--- DESCRIPTION OF THE TASK ---
Could you copy exactly the lines from the one containing "Extract the structured" through the last line of the records below, and nothing else?
---- LISTED RECORDS
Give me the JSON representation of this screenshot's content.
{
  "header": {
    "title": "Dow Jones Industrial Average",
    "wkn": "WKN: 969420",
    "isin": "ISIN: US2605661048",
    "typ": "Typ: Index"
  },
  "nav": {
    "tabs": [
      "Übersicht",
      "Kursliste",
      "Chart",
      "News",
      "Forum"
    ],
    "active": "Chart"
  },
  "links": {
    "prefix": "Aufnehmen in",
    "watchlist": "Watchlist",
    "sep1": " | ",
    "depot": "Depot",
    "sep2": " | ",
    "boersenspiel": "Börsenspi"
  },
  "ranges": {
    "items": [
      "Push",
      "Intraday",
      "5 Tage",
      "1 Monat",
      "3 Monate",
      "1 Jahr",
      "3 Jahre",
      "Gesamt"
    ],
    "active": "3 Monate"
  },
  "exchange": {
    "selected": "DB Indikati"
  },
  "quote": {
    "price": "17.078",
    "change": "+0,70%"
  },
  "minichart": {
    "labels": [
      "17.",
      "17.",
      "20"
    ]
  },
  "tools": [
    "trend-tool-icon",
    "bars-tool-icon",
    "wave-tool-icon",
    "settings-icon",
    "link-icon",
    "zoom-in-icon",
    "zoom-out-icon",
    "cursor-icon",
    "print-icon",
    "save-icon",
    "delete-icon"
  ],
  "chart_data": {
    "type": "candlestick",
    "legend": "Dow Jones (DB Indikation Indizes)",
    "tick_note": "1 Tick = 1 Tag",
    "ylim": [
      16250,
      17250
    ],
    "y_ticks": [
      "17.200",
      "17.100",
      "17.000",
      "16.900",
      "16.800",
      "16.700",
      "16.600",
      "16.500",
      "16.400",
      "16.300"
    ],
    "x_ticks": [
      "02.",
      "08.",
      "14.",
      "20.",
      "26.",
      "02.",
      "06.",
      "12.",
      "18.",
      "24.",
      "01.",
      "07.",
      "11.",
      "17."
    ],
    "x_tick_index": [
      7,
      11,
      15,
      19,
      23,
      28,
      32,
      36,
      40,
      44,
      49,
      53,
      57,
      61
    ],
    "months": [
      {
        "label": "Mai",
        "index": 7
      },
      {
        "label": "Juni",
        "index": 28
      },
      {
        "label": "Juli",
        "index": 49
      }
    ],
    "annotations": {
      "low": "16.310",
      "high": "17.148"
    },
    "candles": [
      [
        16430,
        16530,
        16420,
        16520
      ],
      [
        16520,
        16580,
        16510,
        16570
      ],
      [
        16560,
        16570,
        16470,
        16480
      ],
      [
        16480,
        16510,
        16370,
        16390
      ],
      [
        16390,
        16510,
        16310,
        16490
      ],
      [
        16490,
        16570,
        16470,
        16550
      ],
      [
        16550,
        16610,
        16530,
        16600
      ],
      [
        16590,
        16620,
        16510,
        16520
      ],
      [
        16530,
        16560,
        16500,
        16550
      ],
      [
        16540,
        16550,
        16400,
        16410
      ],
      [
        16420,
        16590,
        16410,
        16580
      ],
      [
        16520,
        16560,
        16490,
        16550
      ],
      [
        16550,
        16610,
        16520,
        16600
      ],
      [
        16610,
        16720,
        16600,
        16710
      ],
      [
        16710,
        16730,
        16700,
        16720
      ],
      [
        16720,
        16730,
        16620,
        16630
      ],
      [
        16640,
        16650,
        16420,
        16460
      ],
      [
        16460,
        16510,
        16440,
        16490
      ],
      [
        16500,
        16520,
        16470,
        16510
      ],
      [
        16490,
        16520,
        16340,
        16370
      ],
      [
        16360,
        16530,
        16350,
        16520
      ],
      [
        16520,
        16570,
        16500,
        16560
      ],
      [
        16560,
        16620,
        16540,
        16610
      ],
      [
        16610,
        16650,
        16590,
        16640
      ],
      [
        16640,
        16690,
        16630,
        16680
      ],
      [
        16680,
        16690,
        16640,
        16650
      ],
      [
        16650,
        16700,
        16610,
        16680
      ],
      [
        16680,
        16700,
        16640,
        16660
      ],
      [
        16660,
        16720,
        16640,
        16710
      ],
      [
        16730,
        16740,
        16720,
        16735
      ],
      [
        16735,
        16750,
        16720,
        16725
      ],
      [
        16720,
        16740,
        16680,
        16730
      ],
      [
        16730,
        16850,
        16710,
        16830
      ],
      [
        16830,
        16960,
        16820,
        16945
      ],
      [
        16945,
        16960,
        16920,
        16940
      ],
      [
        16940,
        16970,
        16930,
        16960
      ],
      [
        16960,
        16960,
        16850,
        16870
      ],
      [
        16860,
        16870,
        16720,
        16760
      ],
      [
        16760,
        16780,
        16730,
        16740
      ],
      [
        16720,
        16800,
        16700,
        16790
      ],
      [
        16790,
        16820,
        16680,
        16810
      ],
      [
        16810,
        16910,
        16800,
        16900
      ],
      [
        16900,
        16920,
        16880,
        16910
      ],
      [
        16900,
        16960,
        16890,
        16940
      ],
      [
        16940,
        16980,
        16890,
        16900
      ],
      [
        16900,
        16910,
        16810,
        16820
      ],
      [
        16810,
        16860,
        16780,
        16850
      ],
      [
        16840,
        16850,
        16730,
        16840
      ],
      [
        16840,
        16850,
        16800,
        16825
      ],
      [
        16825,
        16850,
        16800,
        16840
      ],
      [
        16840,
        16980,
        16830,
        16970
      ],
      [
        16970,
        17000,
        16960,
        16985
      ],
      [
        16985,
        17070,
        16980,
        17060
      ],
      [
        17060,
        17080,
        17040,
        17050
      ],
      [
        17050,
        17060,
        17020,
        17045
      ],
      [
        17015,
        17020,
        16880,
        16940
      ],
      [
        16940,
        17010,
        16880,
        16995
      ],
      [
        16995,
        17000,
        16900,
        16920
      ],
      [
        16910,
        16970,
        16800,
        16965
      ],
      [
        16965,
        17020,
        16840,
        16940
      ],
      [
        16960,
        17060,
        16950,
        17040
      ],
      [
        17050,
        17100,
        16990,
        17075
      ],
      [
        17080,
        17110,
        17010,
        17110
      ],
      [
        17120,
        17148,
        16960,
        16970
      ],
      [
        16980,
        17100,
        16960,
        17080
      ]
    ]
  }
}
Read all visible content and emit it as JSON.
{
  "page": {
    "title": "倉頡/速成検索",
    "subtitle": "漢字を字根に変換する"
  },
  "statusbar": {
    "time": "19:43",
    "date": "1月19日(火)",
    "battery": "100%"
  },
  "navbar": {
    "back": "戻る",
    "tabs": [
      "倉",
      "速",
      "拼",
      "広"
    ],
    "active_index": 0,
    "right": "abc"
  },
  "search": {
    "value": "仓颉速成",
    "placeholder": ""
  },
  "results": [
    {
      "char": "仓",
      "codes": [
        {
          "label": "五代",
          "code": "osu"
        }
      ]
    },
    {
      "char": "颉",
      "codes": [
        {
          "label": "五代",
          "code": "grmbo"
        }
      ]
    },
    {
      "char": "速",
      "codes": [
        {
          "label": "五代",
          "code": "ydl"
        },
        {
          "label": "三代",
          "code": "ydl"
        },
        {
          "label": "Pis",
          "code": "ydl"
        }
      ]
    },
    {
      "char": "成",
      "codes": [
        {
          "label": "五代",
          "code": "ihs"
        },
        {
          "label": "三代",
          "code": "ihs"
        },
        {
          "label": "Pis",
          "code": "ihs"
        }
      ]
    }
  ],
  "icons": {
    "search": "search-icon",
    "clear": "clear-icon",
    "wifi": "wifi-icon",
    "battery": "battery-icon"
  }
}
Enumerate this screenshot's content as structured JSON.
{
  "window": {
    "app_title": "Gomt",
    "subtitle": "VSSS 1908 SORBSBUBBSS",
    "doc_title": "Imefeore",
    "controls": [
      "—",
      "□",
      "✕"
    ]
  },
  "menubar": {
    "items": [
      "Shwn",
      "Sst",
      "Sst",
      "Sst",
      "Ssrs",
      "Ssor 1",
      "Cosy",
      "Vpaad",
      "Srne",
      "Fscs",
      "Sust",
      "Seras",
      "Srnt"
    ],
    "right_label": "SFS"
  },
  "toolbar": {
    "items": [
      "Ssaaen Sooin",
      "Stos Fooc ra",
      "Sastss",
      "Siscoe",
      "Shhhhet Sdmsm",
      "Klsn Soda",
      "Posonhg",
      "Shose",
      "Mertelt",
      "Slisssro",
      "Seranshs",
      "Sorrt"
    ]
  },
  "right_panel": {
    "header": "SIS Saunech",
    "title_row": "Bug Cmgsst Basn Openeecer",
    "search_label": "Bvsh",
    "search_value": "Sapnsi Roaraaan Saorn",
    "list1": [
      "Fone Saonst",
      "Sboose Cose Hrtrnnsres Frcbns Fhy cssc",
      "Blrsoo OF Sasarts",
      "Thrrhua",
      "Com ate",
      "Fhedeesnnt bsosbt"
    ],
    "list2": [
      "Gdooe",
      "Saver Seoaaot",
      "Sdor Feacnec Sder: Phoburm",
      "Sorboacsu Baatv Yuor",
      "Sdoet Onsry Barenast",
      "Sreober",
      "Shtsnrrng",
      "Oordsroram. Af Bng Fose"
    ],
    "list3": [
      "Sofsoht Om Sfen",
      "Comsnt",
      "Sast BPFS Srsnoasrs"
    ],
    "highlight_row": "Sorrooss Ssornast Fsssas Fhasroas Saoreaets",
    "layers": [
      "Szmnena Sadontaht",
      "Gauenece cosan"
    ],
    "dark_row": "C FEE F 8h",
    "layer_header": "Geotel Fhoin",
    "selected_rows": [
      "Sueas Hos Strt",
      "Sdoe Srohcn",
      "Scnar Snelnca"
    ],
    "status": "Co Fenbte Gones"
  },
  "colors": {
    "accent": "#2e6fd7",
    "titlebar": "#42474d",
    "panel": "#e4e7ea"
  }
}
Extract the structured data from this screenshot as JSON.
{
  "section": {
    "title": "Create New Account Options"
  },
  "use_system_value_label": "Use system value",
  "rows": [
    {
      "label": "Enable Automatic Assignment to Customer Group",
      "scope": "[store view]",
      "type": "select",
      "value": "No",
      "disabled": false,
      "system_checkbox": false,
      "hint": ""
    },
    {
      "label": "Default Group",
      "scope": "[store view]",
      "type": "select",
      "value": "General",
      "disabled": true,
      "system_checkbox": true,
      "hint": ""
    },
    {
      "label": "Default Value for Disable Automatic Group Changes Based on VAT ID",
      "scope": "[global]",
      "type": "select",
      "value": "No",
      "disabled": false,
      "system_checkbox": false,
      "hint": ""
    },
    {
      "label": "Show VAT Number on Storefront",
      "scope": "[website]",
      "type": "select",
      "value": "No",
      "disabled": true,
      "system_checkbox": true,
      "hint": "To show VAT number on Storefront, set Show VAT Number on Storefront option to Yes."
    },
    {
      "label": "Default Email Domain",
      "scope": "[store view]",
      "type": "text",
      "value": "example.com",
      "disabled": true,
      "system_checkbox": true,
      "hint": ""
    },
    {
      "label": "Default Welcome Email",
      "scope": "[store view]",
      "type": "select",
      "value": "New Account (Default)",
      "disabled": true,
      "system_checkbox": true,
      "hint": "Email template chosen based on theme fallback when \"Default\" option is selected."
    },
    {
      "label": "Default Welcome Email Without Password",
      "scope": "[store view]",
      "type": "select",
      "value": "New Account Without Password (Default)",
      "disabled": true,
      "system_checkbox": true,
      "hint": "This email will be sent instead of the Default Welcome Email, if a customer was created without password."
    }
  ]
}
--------
--- ANSWER TO THIS TASK ---
Extract the structured data from this screenshot as JSON.
{
  "section": {
    "title": "Create New Account Options"
  },
  "use_system_value_label": "Use system value",
  "rows": [
    {
      "label": "Enable Automatic Assignment to Customer Group",
      "scope": "[store view]",
      "type": "select",
      "value": "No",
      "disabled": false,
      "system_checkbox": false,
      "hint": ""
    },
    {
      "label": "Default Group",
      "scope": "[store view]",
      "type": "select",
      "value": "General",
      "disabled": true,
      "system_checkbox": true,
      "hint": ""
    },
    {
      "label": "Default Value for Disable Automatic Group Changes Based on VAT ID",
      "scope": "[global]",
      "type": "select",
      "value": "No",
      "disabled": false,
      "system_checkbox": false,
      "hint": ""
    },
    {
      "label": "Show VAT Number on Storefront",
      "scope": "[website]",
      "type": "select",
      "value": "No",
      "disabled": true,
      "system_checkbox": true,
      "hint": "To show VAT number on Storefront, set Show VAT Number on Storefront option to Yes."
    },
    {
      "label": "Default Email Domain",
      "scope": "[store view]",
      "type": "text",
      "value": "example.com",
      "disabled": true,
      "system_checkbox": true,
      "hint": ""
    },
    {
      "label": "Default Welcome Email",
      "scope": "[store view]",
      "type": "select",
      "value": "New Account (Default)",
      "disabled": true,
      "system_checkbox": true,
      "hint": "Email template chosen based on theme fallback when \"Default\" option is selected."
    },
    {
      "label": "Default Welcome Email Without Password",
      "scope": "[store view]",
      "type": "select",
      "value": "New Account Without Password (Default)",
      "disabled": true,
      "system_checkbox": true,
      "hint": "This email will be sent instead of the Default Welcome Email, if a customer was created without password."
    }
  ]
}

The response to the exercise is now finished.